Shasta County, CA is the best place to get financial advising because it is home to many qualified and experienced financial advisors. There are also many resources available in Shasta County to help people manage their finances, including online resources, workshops, and counseling services. In addition, the cost of living in Shasta County is relatively low, which makes it a affordable place to live and work.
Shasta County, CA is home to many financial planners. These professionals help people save for their future and invest money wisely. Financial planners can also help people plan for retirement and deal with debts. They work with individuals, families, and businesses to create a financial plan that meets the client's needs.
Residents of Shasta County, CA should reach out to a financial advisor when they need help planning their finances. Financial advisors can help residents save money and invest in their future. Residents should contact a financial advisor when they are preparing to buy a home or retire. Financial advisors can also help residents with tax planning and estate planning.
When looking for a financial advisor in Shasta County, CA it is important to consider their qualifications.

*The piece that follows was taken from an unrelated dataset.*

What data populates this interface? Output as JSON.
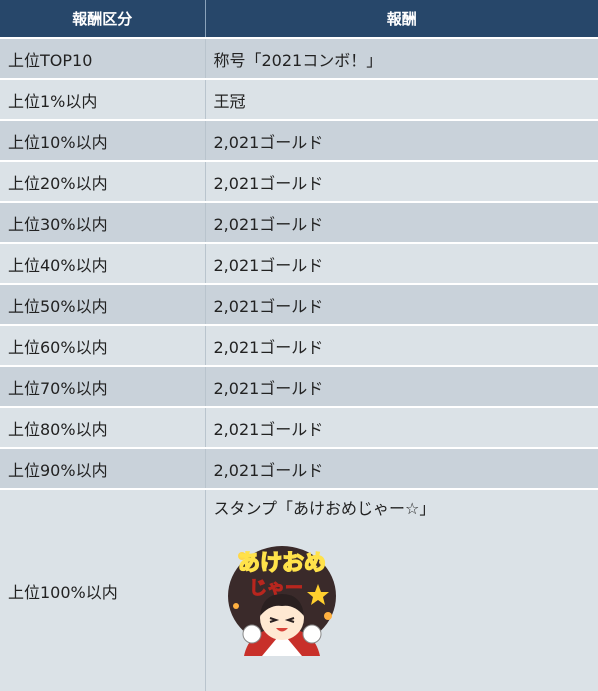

A qualified financial advisor will have experience in the industry, be up to date on the latest changes, and be able to provide sound advice. They should also be able to work with you to create a financial plan that meets your specific needs.
Shasta County, CA is home to some of the top financial advisors in the state. From small family-owned and operated businesses providing tailored solutions to larger wealth management firms offering a full range of services, the selection in this county is truly unbeatable. Firms like AAA Financial Advisors, Bank of American Financial Services, and Wells Fargo Wealth Management all provide exceptional client-centered advice to members of Shasta County. No matter your individual needs and goals, you're sure to find one of these amazing firms who can help you get there.
Most people in Shasta County, CA who work as financial advisors get compensated in one of three ways: through a commission, a salary, or a fee. Though there are variations to these three basic methods, they are the most common means by which advisors earn money. Commission-based compensation is probably the most familiar type to Americans. When an advisor recommends a product and the customer buys it, the advisor typically receives a commission from the company selling the product. This type of arrangement can create conflicts of interest if an advisor is not careful; for example, an advisor might be more likely to recommend a high-commission product even if it is not necessarily in the customer's best interests. A salary is paid regularly, regardless of whether or not the advisor sells any products. This removes much of the potential for conflict of interest but also eliminates some of the incentive to sell products to clients.